“I assure them, we assure them, that before the break on November 19 that hopefully we will be able to approve this on second reading, and when we get back on December 1, we approve this on third and final reading. We assure them.”

But the promise was not met; the Senate adjourned with the bill still failing to hurdle the periods of interpellation and amendments.

We, representatives of over 100 organizations and coalitions from various sectors comprising the Right to Know. Right Now! Campaign, beg all our Senators to send Senate Bill 3308 to bicameral conference before it again adjourns on 18 December 2009. Since the Senate resumed session last December 1, two session days have passed without any action on the bill. From December 7, we count a mere 6 session days within which to pass S.B. 3308 on second and third reading, and for both Houses to name their delegates to the bicameral conference committee.

Group for Transparency in the Mining Industry to be Formed

The Philippine equivalent of the Publish What You Pay (PWYP) is being formally organized in the Philippines. Action for Economic Reforms (AER) and Alyansa Tigil Mina (ATM), in cooperation with PWYP, Revenue Watch, and 11.11.11, organized a two-day workshop on 13-14 October 2009 towards forming a network that likewise serves as an institute that will advocate transparency of contracts, revenues, spending and the whole value chain of the extractive industries. Given, the pressing concerns, the composition of the group, and the resource constraints, the focus of the advocacy, at least on the early stage, is mining.
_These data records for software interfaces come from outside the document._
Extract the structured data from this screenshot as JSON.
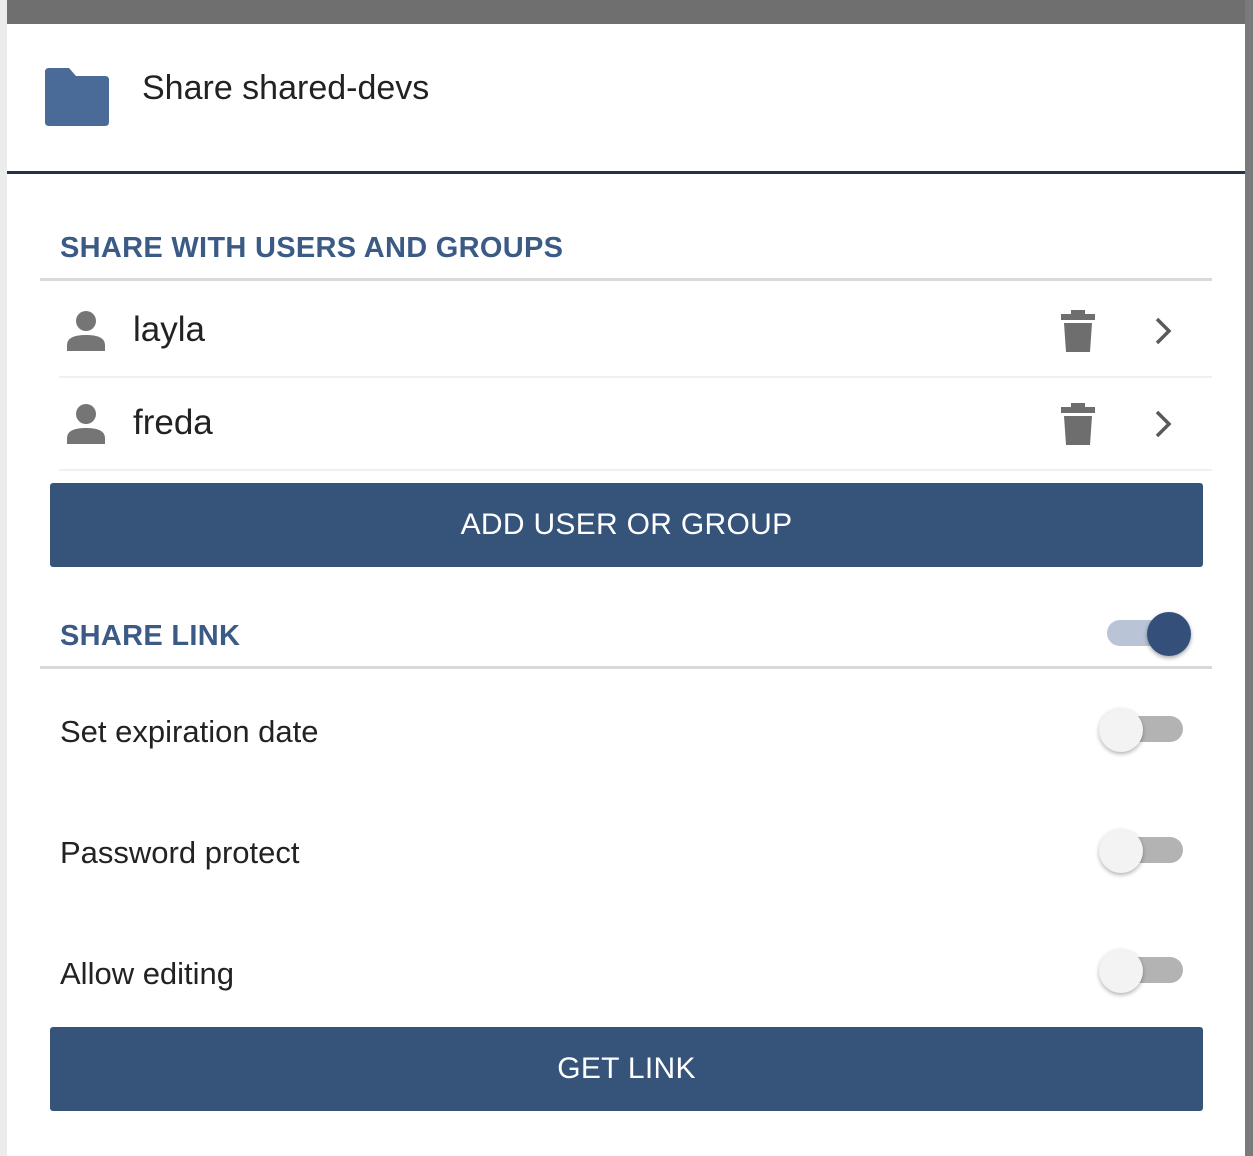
{
  "dialog": {
    "title": "Share shared-devs",
    "folder_color": "#4a6b98"
  },
  "users_section": {
    "title": "SHARE WITH USERS AND GROUPS",
    "users": [
      {
        "name": "layla"
      },
      {
        "name": "freda"
      }
    ],
    "add_button_label": "ADD USER OR GROUP"
  },
  "link_section": {
    "title": "SHARE LINK",
    "enabled": true,
    "options": [
      {
        "label": "Set expiration date",
        "enabled": false
      },
      {
        "label": "Password protect",
        "enabled": false
      },
      {
        "label": "Allow editing",
        "enabled": false
      }
    ],
    "get_link_label": "GET LINK"
  },
  "colors": {
    "accent": "#36547a",
    "section_title": "#3b5a86"
  }
}
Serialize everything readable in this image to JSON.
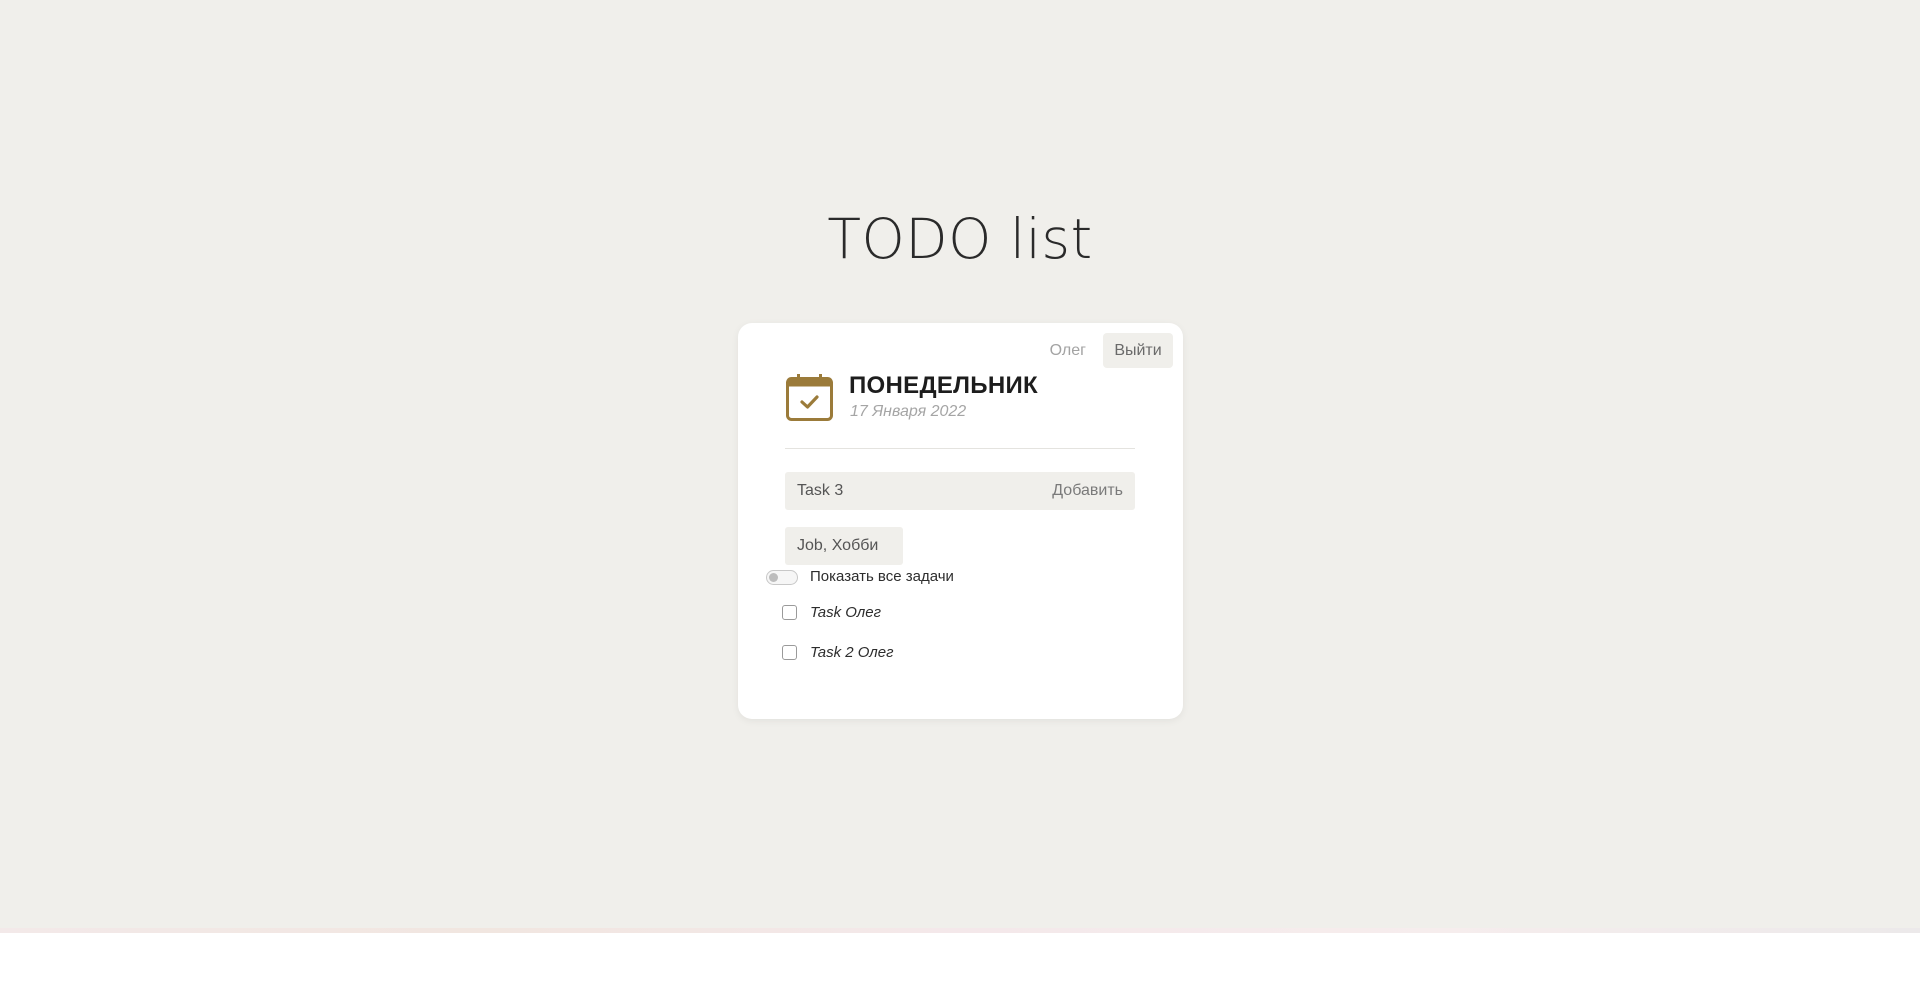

Thirty-two (32) representatives, representing 19 organizations participated in the two-day workshop. The participating individuals and organizations came from different sectors. Some are environmental groups; others focus on transparency issues. A few individuals or groups work on economic issues (e,g., taxation) And a significant number are groups opposed to or critical of the way extractive industries are being done in the Philippines.